Please restate, word for word, each line from the one containing "What data populates" through the end of the entries below.
**** SUPPLIED DATA ****
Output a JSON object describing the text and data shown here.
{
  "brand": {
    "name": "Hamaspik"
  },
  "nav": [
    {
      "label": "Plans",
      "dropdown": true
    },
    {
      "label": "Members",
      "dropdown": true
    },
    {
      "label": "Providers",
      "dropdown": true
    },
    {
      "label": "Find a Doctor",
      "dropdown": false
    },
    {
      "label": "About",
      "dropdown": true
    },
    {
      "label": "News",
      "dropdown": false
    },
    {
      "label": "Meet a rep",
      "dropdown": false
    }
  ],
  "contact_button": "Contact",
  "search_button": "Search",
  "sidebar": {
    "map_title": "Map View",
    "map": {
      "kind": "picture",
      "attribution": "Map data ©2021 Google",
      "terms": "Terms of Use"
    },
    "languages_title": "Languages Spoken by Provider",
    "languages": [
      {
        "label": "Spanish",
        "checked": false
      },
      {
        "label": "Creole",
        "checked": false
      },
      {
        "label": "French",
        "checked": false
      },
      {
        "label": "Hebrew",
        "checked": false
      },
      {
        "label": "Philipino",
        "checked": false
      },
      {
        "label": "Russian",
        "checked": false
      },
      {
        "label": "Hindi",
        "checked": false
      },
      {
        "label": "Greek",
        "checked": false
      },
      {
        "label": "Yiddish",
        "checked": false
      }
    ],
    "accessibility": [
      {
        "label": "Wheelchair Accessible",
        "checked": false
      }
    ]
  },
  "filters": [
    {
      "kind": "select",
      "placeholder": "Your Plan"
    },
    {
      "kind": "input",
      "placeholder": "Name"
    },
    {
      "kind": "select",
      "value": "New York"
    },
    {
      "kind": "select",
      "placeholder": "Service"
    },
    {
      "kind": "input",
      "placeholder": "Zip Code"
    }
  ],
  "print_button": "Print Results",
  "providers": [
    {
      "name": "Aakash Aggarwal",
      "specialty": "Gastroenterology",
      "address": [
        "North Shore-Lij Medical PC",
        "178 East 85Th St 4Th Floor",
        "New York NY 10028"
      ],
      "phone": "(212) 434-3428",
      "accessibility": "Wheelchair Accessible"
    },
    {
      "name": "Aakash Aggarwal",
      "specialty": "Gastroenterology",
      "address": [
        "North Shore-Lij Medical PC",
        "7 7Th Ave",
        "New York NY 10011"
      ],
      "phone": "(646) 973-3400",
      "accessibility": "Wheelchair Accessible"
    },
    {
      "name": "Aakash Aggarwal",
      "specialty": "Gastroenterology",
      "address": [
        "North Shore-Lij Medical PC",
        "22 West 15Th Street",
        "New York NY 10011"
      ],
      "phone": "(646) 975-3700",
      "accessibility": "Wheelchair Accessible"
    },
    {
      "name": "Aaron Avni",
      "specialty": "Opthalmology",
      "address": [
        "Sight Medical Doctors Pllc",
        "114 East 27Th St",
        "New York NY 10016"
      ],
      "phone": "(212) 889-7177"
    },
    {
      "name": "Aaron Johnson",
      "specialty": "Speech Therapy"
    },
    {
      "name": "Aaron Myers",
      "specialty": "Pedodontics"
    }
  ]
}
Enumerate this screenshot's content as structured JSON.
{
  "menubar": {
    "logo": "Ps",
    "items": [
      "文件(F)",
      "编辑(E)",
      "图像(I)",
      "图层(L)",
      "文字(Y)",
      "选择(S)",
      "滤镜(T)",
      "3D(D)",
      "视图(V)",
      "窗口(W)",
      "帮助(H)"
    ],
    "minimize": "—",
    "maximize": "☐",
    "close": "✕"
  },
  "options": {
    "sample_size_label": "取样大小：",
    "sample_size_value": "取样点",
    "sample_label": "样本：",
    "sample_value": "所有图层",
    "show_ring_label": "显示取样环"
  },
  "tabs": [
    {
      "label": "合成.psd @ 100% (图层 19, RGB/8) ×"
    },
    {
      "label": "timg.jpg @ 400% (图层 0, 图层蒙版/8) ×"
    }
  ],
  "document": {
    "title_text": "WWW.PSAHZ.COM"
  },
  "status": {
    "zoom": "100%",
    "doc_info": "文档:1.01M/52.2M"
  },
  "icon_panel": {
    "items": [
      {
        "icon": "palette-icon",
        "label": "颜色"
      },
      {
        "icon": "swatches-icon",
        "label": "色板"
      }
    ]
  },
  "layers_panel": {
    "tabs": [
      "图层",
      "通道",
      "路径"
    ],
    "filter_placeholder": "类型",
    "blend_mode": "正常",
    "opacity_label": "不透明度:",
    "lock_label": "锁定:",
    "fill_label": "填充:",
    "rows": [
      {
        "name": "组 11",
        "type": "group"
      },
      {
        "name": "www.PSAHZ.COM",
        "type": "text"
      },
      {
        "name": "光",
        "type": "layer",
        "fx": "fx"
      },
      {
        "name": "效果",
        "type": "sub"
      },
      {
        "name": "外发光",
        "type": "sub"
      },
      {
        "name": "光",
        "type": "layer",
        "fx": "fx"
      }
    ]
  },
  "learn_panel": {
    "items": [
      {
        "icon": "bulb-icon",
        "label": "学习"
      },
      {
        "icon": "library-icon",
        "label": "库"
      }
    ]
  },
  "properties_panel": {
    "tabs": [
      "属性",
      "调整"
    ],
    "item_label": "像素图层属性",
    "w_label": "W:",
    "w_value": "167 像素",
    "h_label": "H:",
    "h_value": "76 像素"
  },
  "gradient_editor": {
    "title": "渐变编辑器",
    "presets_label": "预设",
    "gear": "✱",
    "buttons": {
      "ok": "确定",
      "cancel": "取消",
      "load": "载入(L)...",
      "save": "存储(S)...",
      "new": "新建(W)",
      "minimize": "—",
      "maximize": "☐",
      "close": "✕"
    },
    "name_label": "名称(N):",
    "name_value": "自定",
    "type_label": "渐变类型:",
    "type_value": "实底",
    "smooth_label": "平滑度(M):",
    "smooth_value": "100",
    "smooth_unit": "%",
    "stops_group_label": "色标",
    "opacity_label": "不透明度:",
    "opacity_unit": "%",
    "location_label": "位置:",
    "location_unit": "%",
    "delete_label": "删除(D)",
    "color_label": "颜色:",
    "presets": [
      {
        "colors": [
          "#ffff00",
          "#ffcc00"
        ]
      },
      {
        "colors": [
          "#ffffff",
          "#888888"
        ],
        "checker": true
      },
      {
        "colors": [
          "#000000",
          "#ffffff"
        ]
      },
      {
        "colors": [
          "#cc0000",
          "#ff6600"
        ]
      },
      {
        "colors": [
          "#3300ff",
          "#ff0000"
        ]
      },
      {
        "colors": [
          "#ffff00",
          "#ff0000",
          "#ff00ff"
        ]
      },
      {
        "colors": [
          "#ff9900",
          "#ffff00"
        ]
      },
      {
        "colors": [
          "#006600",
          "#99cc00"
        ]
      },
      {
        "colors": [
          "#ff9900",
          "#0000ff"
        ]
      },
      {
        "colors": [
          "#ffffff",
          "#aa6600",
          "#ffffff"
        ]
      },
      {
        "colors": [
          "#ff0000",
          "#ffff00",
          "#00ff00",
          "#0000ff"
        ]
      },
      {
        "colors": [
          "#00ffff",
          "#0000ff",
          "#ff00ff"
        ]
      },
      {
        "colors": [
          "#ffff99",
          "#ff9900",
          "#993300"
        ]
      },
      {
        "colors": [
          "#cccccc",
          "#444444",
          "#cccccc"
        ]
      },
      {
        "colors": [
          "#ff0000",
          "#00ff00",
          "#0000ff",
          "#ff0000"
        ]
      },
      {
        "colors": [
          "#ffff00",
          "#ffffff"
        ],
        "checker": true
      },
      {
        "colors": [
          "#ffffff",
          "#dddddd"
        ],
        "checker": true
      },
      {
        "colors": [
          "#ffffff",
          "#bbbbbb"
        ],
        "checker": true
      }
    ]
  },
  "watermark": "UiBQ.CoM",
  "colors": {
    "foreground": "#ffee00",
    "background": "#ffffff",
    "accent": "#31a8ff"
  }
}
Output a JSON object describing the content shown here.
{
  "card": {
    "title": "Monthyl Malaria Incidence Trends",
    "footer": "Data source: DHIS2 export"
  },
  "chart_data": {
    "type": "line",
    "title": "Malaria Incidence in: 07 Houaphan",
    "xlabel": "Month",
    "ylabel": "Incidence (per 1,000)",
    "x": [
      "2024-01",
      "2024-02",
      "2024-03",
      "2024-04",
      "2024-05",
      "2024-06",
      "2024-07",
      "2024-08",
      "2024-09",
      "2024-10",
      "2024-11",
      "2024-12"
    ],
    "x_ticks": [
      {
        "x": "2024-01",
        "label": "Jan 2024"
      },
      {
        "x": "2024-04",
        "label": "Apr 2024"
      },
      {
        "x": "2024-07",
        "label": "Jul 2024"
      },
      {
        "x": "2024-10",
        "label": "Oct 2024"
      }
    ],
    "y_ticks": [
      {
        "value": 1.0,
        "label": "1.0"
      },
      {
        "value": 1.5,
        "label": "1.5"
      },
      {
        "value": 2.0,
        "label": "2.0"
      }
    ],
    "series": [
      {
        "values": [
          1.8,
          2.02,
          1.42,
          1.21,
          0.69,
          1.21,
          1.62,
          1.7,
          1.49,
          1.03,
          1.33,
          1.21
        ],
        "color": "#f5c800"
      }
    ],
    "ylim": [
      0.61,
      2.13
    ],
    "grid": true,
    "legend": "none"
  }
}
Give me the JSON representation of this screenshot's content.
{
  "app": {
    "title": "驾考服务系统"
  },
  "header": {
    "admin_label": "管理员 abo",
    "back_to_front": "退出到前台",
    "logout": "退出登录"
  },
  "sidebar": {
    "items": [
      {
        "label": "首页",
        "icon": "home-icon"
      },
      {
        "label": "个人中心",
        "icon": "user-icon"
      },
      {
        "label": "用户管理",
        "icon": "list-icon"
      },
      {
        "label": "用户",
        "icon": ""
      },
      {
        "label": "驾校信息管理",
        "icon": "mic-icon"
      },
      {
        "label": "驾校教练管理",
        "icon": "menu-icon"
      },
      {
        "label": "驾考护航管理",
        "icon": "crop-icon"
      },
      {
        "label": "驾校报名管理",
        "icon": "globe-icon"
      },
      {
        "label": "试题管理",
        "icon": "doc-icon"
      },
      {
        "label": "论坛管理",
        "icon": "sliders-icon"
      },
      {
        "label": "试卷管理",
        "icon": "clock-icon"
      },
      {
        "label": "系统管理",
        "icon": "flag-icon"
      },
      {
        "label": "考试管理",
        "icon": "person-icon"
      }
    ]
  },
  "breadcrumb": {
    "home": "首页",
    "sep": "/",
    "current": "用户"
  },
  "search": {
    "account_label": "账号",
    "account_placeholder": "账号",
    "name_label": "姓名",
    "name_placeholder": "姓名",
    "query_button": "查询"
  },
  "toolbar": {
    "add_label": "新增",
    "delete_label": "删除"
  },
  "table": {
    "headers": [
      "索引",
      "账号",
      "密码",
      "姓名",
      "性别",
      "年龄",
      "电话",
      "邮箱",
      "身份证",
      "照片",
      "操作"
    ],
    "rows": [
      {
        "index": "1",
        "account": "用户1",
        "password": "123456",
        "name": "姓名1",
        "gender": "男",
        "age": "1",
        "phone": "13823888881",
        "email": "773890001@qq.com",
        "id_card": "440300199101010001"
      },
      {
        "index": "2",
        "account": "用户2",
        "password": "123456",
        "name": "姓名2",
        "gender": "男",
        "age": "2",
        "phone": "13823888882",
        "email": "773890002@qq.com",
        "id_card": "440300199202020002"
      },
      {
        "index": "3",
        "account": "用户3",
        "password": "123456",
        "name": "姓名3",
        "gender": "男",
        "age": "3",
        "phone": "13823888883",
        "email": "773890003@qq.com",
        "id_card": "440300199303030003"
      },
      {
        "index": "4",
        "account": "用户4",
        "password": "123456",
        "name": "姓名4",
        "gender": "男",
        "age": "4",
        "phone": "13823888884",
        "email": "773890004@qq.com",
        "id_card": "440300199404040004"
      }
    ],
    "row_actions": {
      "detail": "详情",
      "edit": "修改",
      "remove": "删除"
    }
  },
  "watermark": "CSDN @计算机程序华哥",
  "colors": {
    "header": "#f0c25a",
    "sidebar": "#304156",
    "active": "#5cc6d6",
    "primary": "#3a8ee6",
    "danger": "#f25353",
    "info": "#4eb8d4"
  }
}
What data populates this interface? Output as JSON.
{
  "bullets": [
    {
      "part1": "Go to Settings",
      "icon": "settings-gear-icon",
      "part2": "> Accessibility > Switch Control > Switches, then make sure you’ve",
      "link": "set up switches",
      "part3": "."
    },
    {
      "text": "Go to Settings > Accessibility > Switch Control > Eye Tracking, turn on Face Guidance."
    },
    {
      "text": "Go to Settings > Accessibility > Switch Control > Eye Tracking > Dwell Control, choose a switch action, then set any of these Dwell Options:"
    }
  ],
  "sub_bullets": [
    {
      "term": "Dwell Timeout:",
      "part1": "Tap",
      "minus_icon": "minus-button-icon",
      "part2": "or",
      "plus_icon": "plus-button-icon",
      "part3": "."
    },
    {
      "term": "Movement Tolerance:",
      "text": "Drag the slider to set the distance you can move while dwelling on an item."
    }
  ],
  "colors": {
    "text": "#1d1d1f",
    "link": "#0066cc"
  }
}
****
__OUTPUT__
What data populates this interface? Output as JSON.
{
  "bullets": [
    {
      "part1": "Go to Settings",
      "icon": "settings-gear-icon",
      "part2": "> Accessibility > Switch Control > Switches, then make sure you’ve",
      "link": "set up switches",
      "part3": "."
    },
    {
      "text": "Go to Settings > Accessibility > Switch Control > Eye Tracking, turn on Face Guidance."
    },
    {
      "text": "Go to Settings > Accessibility > Switch Control > Eye Tracking > Dwell Control, choose a switch action, then set any of these Dwell Options:"
    }
  ],
  "sub_bullets": [
    {
      "term": "Dwell Timeout:",
      "part1": "Tap",
      "minus_icon": "minus-button-icon",
      "part2": "or",
      "plus_icon": "plus-button-icon",
      "part3": "."
    },
    {
      "term": "Movement Tolerance:",
      "text": "Drag the slider to set the distance you can move while dwelling on an item."
    }
  ],
  "colors": {
    "text": "#1d1d1f",
    "link": "#0066cc"
  }
}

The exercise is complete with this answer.